### What to produce
Go through the material and pull out every line with the string "this" in it.

### Material supplied
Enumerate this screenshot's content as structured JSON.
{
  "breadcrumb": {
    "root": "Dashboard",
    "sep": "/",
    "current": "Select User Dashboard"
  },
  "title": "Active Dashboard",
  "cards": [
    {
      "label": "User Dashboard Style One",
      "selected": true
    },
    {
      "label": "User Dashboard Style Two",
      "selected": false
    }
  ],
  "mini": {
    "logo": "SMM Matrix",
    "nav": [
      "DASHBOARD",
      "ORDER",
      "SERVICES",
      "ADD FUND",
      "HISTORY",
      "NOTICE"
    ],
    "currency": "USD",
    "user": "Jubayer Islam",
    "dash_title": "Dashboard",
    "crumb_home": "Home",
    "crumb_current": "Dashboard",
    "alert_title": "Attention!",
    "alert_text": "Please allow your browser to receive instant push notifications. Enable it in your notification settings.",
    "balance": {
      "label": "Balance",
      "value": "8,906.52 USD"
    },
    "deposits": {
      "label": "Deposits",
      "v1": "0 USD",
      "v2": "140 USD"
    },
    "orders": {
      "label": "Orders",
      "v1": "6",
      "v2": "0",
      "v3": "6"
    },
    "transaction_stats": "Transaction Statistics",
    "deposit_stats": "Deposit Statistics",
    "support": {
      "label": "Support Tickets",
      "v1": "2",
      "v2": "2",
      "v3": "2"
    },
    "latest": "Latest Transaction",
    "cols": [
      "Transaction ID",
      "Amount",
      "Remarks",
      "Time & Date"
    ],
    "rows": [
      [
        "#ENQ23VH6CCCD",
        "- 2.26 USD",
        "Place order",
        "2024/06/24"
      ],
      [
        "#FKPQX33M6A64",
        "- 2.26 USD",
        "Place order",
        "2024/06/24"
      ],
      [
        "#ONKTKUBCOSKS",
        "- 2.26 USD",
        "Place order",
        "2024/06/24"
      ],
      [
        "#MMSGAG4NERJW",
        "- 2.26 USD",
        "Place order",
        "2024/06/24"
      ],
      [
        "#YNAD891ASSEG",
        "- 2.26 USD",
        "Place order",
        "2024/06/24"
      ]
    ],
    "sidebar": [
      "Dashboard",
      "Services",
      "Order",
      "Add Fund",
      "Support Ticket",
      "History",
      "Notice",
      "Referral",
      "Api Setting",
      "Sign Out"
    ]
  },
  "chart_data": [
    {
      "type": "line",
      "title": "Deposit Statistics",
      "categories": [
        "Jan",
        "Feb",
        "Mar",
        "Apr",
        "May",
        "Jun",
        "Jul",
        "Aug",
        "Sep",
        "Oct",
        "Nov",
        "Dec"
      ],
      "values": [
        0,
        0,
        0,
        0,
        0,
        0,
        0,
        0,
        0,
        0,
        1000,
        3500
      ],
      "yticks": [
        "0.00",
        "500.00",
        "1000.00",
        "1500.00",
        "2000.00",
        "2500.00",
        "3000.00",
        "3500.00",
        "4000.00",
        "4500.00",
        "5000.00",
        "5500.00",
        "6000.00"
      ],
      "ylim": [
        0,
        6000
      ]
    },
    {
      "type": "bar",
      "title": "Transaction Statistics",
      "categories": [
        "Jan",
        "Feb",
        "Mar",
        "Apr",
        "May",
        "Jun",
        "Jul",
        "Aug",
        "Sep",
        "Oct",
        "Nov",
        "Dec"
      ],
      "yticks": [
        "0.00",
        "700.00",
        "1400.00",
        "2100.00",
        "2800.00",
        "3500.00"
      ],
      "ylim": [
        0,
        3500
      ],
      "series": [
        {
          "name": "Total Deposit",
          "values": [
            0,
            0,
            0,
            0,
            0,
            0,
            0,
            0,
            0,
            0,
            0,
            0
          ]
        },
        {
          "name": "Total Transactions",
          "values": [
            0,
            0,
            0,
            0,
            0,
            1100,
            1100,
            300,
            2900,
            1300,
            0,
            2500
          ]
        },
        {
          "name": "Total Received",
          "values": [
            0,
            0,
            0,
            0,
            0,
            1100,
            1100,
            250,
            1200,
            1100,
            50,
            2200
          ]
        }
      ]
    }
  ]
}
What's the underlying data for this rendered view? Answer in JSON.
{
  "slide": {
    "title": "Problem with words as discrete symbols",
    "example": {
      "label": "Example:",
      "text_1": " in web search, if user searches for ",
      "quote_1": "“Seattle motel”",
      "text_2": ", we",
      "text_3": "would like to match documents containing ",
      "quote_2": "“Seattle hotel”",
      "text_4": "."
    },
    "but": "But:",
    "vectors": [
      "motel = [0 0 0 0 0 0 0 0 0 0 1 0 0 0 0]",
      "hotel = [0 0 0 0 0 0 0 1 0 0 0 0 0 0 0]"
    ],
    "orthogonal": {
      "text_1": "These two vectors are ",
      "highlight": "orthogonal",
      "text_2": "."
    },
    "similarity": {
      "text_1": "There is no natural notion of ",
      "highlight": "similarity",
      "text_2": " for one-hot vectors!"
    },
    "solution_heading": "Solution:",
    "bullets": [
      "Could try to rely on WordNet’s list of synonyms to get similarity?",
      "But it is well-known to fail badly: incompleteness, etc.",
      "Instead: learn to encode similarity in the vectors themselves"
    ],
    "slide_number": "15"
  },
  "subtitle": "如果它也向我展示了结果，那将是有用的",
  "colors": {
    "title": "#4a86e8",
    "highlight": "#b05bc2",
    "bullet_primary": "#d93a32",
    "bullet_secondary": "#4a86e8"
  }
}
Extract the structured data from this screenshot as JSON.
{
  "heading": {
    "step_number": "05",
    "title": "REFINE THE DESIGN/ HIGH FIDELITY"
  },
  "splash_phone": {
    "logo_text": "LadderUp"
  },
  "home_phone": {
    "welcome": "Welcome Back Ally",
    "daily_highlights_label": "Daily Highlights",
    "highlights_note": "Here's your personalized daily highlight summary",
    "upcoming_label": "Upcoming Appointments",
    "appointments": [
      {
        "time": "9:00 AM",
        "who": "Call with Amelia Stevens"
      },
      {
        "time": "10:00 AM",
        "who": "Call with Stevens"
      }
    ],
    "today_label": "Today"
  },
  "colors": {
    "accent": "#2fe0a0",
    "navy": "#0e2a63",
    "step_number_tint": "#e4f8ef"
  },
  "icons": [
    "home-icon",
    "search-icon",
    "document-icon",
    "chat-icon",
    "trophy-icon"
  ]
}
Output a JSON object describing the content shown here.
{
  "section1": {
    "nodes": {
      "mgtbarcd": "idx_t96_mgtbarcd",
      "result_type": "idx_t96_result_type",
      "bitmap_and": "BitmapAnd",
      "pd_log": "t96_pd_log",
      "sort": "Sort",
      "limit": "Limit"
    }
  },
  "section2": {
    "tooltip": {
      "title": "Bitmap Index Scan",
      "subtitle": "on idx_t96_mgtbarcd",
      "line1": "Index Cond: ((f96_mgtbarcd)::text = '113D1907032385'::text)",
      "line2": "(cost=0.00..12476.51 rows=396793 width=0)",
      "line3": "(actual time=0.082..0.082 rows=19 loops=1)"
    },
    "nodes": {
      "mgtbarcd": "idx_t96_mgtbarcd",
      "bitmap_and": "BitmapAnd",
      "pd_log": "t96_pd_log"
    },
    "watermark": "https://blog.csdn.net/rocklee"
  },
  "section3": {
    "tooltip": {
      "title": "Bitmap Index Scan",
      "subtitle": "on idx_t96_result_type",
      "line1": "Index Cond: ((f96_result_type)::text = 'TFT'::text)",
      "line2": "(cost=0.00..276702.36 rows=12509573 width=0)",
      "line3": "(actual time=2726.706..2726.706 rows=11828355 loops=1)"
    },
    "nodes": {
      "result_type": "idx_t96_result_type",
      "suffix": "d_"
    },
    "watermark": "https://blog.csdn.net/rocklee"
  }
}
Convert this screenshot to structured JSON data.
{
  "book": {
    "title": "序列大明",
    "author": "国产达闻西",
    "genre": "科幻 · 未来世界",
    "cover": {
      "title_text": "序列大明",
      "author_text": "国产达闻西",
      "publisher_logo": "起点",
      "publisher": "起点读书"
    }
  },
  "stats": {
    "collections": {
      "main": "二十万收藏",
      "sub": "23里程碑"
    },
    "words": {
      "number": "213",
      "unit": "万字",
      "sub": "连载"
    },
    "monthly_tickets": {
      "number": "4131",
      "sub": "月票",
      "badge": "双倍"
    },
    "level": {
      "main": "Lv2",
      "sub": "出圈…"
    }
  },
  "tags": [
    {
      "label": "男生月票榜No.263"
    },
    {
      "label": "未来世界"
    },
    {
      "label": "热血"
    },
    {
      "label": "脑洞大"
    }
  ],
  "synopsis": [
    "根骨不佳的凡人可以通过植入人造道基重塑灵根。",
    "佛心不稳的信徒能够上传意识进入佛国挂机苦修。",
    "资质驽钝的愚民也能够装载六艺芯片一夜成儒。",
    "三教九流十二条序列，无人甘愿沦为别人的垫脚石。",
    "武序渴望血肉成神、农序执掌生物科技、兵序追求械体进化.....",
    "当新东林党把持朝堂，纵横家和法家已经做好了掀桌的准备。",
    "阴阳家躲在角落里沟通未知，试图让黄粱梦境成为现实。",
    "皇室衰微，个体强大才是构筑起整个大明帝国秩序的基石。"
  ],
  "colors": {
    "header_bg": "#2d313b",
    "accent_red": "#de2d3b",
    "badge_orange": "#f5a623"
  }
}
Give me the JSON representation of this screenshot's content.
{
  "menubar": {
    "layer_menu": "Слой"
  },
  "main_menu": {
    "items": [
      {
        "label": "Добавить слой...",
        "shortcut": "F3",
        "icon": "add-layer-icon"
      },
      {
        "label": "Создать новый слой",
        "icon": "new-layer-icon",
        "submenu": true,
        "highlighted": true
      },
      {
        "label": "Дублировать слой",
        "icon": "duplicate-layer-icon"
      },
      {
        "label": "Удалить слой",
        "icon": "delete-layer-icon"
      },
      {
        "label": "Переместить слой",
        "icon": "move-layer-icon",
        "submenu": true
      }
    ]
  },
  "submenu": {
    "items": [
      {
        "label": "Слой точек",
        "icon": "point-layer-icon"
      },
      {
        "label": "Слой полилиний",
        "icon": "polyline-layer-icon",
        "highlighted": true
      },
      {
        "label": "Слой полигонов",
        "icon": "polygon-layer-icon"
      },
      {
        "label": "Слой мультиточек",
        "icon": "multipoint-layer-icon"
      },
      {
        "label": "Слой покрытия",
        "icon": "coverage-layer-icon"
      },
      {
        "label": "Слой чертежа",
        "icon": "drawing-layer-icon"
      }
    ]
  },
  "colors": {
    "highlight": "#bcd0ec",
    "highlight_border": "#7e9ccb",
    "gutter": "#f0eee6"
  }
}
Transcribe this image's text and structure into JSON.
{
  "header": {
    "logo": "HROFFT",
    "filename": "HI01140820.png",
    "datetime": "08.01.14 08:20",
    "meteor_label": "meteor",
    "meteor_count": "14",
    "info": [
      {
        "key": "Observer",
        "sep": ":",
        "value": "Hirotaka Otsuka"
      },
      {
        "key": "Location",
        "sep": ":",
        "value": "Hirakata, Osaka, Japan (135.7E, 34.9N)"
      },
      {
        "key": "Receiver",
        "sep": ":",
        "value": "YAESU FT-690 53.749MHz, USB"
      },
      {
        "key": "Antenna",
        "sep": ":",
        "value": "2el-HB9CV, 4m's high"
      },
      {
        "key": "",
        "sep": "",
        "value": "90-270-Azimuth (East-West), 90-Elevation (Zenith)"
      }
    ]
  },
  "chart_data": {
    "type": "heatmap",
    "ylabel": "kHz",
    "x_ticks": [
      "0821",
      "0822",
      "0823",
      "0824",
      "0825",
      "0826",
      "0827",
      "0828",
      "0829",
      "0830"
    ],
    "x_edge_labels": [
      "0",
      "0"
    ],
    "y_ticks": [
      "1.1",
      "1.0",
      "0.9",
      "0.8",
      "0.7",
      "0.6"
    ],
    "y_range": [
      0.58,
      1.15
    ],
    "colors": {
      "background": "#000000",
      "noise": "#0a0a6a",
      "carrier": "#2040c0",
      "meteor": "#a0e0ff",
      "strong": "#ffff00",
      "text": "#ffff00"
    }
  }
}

### Expected output
Enumerate this screenshot's content as structured JSON.
What's the underlying data for this rendered view? Answer in JSON.
Extract the structured data from this screenshot as JSON.
Convert this screenshot to structured JSON data.
Give me the JSON representation of this screenshot's content.
Transcribe this image's text and structure into JSON.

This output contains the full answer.